Five key takeaways from the U.S. midterm elections
Published Wednesday, November 7, 2018 8:46AM EST
Last Updated Wednesday, November 7, 2018 10:47AM EST
There was no shortage of storylines in Tuesday’s U.S. midterm elections.
From a new distribution of power in Washington, to history-making elections in several parts of the country, it was a day with the potential to reshape American politics for some time to come.
Voters across the country also voiced their opinions on a total of 155 ballot measures, some of which could have a significant impact in their states.
Here is a look at five of the most notable outcomes of the midterms.
The 116th U.S. Congress will be the first to include a Muslim woman or a native American woman. In fact, it will have two of each.
Ilhan Omar won a resounding victory in Minnesota’s 5th District, as did Rashida Tlaib in Michigan’s 13th District. They will be the first female Muslim representatives in Congress.

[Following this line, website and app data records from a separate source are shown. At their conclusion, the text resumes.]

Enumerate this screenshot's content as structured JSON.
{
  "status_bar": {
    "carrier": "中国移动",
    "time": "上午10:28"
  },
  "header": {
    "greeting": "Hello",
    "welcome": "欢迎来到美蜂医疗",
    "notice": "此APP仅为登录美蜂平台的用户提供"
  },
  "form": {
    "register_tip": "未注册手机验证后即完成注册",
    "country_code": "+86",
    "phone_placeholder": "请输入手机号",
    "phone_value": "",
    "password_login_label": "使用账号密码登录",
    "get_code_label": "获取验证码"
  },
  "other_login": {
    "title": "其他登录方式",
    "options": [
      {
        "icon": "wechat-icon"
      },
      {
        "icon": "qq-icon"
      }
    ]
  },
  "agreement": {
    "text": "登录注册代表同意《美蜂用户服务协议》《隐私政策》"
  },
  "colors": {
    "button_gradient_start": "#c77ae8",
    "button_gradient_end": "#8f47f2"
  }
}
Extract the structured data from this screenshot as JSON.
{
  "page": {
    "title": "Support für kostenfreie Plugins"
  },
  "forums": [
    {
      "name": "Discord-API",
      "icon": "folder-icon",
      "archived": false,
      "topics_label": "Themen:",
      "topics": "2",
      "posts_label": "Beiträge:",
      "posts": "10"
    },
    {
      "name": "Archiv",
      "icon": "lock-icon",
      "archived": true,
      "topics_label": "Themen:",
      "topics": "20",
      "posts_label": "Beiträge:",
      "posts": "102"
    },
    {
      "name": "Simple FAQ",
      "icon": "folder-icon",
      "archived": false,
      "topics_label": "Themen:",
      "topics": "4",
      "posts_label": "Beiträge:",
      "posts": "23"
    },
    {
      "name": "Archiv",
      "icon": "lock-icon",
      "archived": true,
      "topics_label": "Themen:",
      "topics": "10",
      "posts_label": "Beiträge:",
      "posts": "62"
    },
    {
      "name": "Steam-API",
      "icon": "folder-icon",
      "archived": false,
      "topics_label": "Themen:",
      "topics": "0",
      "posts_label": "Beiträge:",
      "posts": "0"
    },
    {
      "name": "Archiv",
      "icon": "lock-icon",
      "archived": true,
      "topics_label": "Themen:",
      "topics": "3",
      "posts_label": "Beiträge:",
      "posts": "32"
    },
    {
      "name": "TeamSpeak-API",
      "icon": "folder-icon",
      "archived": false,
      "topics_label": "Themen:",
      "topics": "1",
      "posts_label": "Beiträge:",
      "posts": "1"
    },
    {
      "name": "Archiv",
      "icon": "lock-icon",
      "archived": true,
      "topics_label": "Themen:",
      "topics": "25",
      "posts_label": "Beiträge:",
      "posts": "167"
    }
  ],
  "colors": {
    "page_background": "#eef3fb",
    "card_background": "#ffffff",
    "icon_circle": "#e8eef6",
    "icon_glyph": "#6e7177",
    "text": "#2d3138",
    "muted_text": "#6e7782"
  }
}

Likewise, voters elected two native American women to Congress for the first time ever. New Mexico’s Deb Haaland and Sharice Davids of Kansas will be the first Congressional representatives to identify as Native American women.
Meanwhile, Colorado Governor-elect Jared Polis was the first openly gay governor to be elected in the United States.
All five are Democrats.
Michigan goes to pot
Michigan became the 10th state to allow recreational use of pot, with a ballot measure on the issue seeing voters in favour of legalizing the drug.
People aged 21 or older will be able to buy and use the drug in Michigan.
A similar proposal in North Dakota was voted down.
Elsewhere, voters in Missouri and Utah opted to legalize medicinal marijuana, bringing the total number of states doing so to 32.
Goodbye greyhounds; hello higher wages
Ballot measures were part of the midterm elections in 37 states, with voters in many jurisdictions making important decisions about everything from LGBT rights to the minimum wage.
Voters in Massachusetts upheld a law banning discrimination against transgender people, while a vote in Florida resulted in the state banning betting on greyhound races as of 2021.
Other ballot measures resulted in minimum wage increases, with the baseline to be set at $11 per hour by 2021 in Arkansas and hitting $12 per hour in Missouri by 2023.
In Ohio, voters turned down a proposal to make drug possession a lower class of crime. Proponents of reclassifying it as a misdemeanour had argued that it would reduce the number of people in the state’s prisons and free up funding for drug treatment programs.
Florida in flux
Often considered an important swing state in the national electoral picture – remember the disputed 2000 presidential election? – Florida once again played host to some election-night nail-biters.
The state’s senior Senator, Bill Nelson, lost to Republican challenger Rick Scott by fewer than 35,000 votes. By percentage, the vote split was 50.2 per cent for Scott and 49.8 per cent for Nelson.
The incumbent-less governor’s race was nearly as close, with Republican Ron DeSantis garnering 49.7 per cent of votes and Democrat Andrew Gillium landing 49 per cent. The two were separated by just over 55,000 of the more than eight million votes cast.
Florida’s electoral makeup could be in for another shift in the near future, as voters approved a ballot measure to restore voting rights for more than one million ex-felons. The measure’s approval means anyone who completes a sentence for a crime other than murder or sex offences will automatically have their ability to vote restored.
A new political reality
Through the first two years of his term, U.S. President Donald Trump was able to push most of his agenda through a friendly, Republican-controlled Congress.
While the Senate remains Republican, the House of Representatives now has a Democratic majority – meaning the Democrats will find themselves chairing important committees and having the ability to hold up Trump’s agenda.
However, because the Democrats’ majority is slim and party discipline is not nearly as strong in the U.S. as it is in Canada, some experts say it could be difficult for the party to consistently pass legislation with a unified voice.
Trump appeared unbothered by his party losing full control of Congress, tweeting that the midterms were a “tremendous success” and politicians could now “get back to work and get things done.”
With files from The Associated Press